A System That Has
Failed So Many People
It is notoriously difficult to quantify how frequently people are wrongfully convicted of a crime. But the best available studies suggest the figure is between 4-6%. With certain crimes that are more susceptible to wrongful convictions being as high as 11.6%. Over 3,000 people have been wrongfully convicted and exonerated since 1989. Those are just the cases that have been proven. Have no doubt that there are many more. Our court system leans strongly toward finality. Only the most glaring errors and obvious evidence overturns cases on appeal. And even then, it can be not enough (see the Cameron Todd Willingham case).
The Pitfalls of the Past
Provide Insights to Chart
a Path Toward Success
But out of all of this darkness a silver lining emerges for those falsely accused today. We can learn from the past. No two false accusations are exactly the same. But false accusations fall into certain patterns. Did a lying witness or an honest but mistaken identification contribute to the wrongful conviction? The number of cases where factors like this occur has been quantified by the Registry of Exonerations.

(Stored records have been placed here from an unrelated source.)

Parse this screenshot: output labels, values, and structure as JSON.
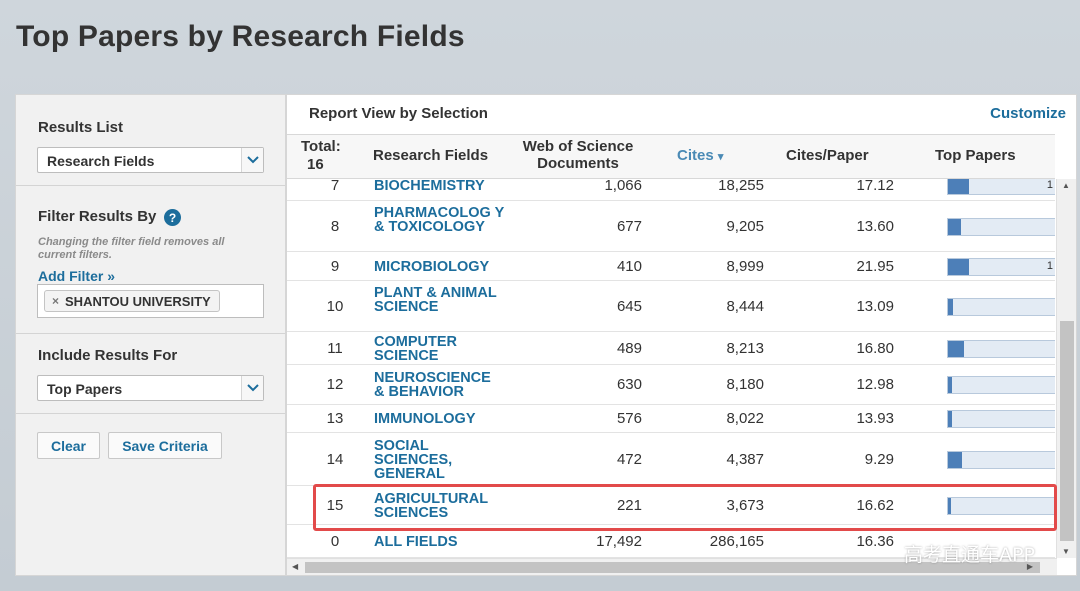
{
  "page_title": "Top Papers by Research Fields",
  "left_panel": {
    "results_list": {
      "heading": "Results List",
      "selected": "Research Fields"
    },
    "filter": {
      "heading": "Filter Results By",
      "help": "?",
      "note": "Changing the filter field removes all current filters.",
      "add_filter": "Add Filter »",
      "chip_remove": "×",
      "chip_label": "SHANTOU UNIVERSITY"
    },
    "include": {
      "heading": "Include Results For",
      "selected": "Top Papers"
    },
    "buttons": {
      "clear": "Clear",
      "save": "Save Criteria"
    }
  },
  "report": {
    "title": "Report View by Selection",
    "customize": "Customize",
    "headers": {
      "total_label": "Total:",
      "total_value": "16",
      "field": "Research Fields",
      "docs_line1": "Web of Science",
      "docs_line2": "Documents",
      "cites": "Cites",
      "cites_sort_icon": "▾",
      "cpp": "Cites/Paper",
      "top": "Top Papers"
    },
    "rows": [
      {
        "rank": "7",
        "field": "BIOLOGY & BIOCHEMISTRY",
        "docs": "1,066",
        "cites": "18,255",
        "cpp": "17.12",
        "top_fraction": 0.2,
        "top_label": "1"
      },
      {
        "rank": "8",
        "field": "PHARMACOLOG Y & TOXICOLOGY",
        "docs": "677",
        "cites": "9,205",
        "cpp": "13.60",
        "top_fraction": 0.12,
        "top_label": ""
      },
      {
        "rank": "9",
        "field": "MICROBIOLOGY",
        "docs": "410",
        "cites": "8,999",
        "cpp": "21.95",
        "top_fraction": 0.2,
        "top_label": "1"
      },
      {
        "rank": "10",
        "field": "PLANT & ANIMAL SCIENCE",
        "docs": "645",
        "cites": "8,444",
        "cpp": "13.09",
        "top_fraction": 0.05,
        "top_label": ""
      },
      {
        "rank": "11",
        "field": "COMPUTER SCIENCE",
        "docs": "489",
        "cites": "8,213",
        "cpp": "16.80",
        "top_fraction": 0.15,
        "top_label": ""
      },
      {
        "rank": "12",
        "field": "NEUROSCIENCE & BEHAVIOR",
        "docs": "630",
        "cites": "8,180",
        "cpp": "12.98",
        "top_fraction": 0.04,
        "top_label": ""
      },
      {
        "rank": "13",
        "field": "IMMUNOLOGY",
        "docs": "576",
        "cites": "8,022",
        "cpp": "13.93",
        "top_fraction": 0.04,
        "top_label": ""
      },
      {
        "rank": "14",
        "field": "SOCIAL SCIENCES, GENERAL",
        "docs": "472",
        "cites": "4,387",
        "cpp": "9.29",
        "top_fraction": 0.13,
        "top_label": ""
      },
      {
        "rank": "15",
        "field": "AGRICULTURAL SCIENCES",
        "docs": "221",
        "cites": "3,673",
        "cpp": "16.62",
        "top_fraction": 0.03,
        "top_label": ""
      },
      {
        "rank": "0",
        "field": "ALL FIELDS",
        "docs": "17,492",
        "cites": "286,165",
        "cpp": "16.36",
        "top_fraction": 0,
        "top_label": ""
      }
    ]
  },
  "watermark": "高考直通车APP",
  "accent_color": "#1c6d9c",
  "highlight_color": "#e24a4a"
}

And of more help than the sheer numbers is that these cases can be analyzed. What happened and how did it happen? Are there similarities between that case and your case? Analyzing the pitfalls of the wrongful conviction and the successes of the exoneration can be helpful to those falsely accused today. This site serves as a jumping off point for searching for defenses and ways to think about your case. However, I cannot stress enough that this website is not legal advice. The laws in your jurisdiction are likely different than the laws in the cases on this website. You should contact a qualified criminal defense attorney in your jurisdiction about your specific legal needs.